2. What’s the best way to prepare?
Depending on the intensity of the storm, community members could be without water or power for extended periods of time. This means that taking a thorough inventory of your household needs and what you might need in the event of an emergency, is crucial.
“Make sure that you’ve got at least three days worth of self-sufficiency,” says John Morales, our Miami-based meteorologist. “If you’re taking care of elderly, make sure that they’re going to be properly taken care of. Even your pets, you need to consider as well.”
Things like prescription medications, water, clothing, food — larger tools like a generator — are all worth considering when assembling your preparedness plan.
Preparing for a storm, also looks like assessing your home’s structural integrity, as mentioned before.
“[Do] you have strong windows and doors? Or do you have a way to protect those windows and doors? You need to know that too, because if not, you need to make plans to protect those and keep the wind out of your structure,” said Morales.

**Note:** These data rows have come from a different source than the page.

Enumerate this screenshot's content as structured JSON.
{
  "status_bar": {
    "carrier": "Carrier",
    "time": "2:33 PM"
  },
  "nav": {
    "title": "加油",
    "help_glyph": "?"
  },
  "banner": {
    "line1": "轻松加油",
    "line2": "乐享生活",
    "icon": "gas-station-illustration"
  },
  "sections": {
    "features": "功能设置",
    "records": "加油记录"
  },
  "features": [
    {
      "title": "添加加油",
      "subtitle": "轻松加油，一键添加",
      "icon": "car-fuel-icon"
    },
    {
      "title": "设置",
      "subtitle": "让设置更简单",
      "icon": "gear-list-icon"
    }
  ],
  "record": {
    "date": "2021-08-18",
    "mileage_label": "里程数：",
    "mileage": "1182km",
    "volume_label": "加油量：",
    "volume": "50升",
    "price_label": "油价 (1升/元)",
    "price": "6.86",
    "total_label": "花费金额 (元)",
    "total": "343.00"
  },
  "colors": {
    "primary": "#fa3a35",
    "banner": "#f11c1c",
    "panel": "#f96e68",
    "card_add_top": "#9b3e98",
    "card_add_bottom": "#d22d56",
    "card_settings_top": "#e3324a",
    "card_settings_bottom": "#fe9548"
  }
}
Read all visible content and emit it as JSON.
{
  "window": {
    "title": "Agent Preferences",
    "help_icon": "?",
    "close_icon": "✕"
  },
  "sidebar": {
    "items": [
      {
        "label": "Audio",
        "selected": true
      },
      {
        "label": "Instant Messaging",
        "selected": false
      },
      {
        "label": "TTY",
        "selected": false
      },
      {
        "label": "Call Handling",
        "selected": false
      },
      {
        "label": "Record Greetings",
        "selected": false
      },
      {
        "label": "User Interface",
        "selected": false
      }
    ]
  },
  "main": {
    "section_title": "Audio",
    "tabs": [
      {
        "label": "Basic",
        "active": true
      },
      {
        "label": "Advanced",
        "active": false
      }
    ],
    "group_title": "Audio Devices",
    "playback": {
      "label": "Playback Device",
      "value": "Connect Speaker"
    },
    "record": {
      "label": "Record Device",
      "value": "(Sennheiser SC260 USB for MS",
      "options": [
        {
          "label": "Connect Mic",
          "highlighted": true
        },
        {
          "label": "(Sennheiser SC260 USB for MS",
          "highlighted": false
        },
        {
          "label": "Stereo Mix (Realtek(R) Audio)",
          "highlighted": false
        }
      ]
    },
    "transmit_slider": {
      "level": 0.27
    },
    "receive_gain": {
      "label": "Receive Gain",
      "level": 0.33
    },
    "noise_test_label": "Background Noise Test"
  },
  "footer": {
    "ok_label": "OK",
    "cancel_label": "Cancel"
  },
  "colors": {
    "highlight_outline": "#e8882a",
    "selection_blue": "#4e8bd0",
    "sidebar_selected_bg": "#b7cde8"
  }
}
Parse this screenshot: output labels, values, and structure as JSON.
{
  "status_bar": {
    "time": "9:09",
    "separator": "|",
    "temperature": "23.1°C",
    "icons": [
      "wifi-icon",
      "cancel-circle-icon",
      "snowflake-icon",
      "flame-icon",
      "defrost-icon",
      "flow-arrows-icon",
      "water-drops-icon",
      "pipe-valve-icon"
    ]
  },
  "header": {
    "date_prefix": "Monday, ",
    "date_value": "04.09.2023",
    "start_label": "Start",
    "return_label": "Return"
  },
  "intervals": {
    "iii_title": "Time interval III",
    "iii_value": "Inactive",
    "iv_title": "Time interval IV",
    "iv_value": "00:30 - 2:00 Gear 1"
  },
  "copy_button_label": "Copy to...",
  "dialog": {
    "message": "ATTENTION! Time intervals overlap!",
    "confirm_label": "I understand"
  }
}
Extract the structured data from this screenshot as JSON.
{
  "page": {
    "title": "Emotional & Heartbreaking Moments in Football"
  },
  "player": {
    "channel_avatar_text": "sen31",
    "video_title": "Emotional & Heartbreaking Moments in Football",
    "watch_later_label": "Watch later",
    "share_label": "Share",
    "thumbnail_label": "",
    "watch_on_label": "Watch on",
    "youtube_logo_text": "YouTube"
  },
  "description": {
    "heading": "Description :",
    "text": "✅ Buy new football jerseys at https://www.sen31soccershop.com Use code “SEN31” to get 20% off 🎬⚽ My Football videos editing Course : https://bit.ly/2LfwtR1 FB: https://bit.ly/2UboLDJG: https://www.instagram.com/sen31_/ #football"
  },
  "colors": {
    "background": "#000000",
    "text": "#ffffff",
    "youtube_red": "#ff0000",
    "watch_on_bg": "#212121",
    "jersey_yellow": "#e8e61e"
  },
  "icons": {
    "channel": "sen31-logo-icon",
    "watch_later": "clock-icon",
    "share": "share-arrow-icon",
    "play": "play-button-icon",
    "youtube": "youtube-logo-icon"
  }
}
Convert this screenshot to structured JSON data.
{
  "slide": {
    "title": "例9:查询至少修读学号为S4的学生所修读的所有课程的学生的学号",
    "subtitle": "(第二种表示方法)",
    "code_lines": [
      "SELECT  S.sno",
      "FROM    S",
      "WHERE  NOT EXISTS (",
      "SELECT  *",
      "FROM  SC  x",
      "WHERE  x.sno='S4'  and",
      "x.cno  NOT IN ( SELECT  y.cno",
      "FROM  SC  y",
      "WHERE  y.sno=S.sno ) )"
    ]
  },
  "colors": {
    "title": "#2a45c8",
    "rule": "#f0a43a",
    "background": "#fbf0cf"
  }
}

If you’re a homeowner, preparedness might also look like connecting with your property’s insurance agent to see what kind of storm damage might be included in your policy.
3. What about afterward?
It’s important to note that a tropical storm’s impacts on a region can be devastating. Due to this, it is equally as important to prepare how you’ll navigate your community post-storm as it is pre-storm.
In addition to making sure to cover any exposed skin to protect yourself from fallen debris or other hazards, you’ll also want to make sure you have essential items, like medical equipment, essential documents, medication or other things you may need to survive, should you be forced to relocate.
Meteorologists emphasize that in the case of these events you should think long-term, and prepare to, especially if you choose to or are unable to evacuate, navigate an unstable environment.
In Puerto Rico, for example, Hurricane Maria knocked out nearly 80 percent of the country’s power grid, taking over 11 months to restore and leaving millions, especially the most vulnerable, without necessary electricity.
“If you are sick, and require medical equipment that must use power, [but] that equipment is not working — you might be able to withstand a day or two or three, but after two or three weeks with still no power, people are succumbing to that situation,” said Morales.
“That’s how so many people died in Puerto Rico, no power for weeks and months on end led to these indirect deaths on the island. So [if] people need to move to try and find a place where there is power, [it’s] a good idea if you do it carefully. But the problem is, not everybody can afford to do that.”
Should you, in fact, be forced to relocate, you’ll also want to be aware of your town’s evacuation plan, in order to avoid further panic on the day of.
“There have been instances in the past year, going back to the 2005 hurricane season, where people have died in the evacuation process because everybody evacuated at once and were stuck on the freeway with high heat and other dangers,” says Torres.
“The best way to avoid evacuation disasters is to make sure that you know where you live and [if] this was a big hazard to your specific location.”
4. Who can I call on for help?
“Nobody knows exactly where [the storms] are going to go once they form and get strong. But everybody from the Caribbean to Central America and North America — we all need to be quite vigilant to what’s going to happen this hurricane season.”
Local organizations have long been carrying the burden of supporting community members through traumatic extreme weather events like hurricanes.
Organizations like Mutual Aid Disaster Relief, for example, offer a Relief Toolkit, a list of resources and a directory of city-based mutual aid organizations across the country for community members in need during a time of environmental crisis.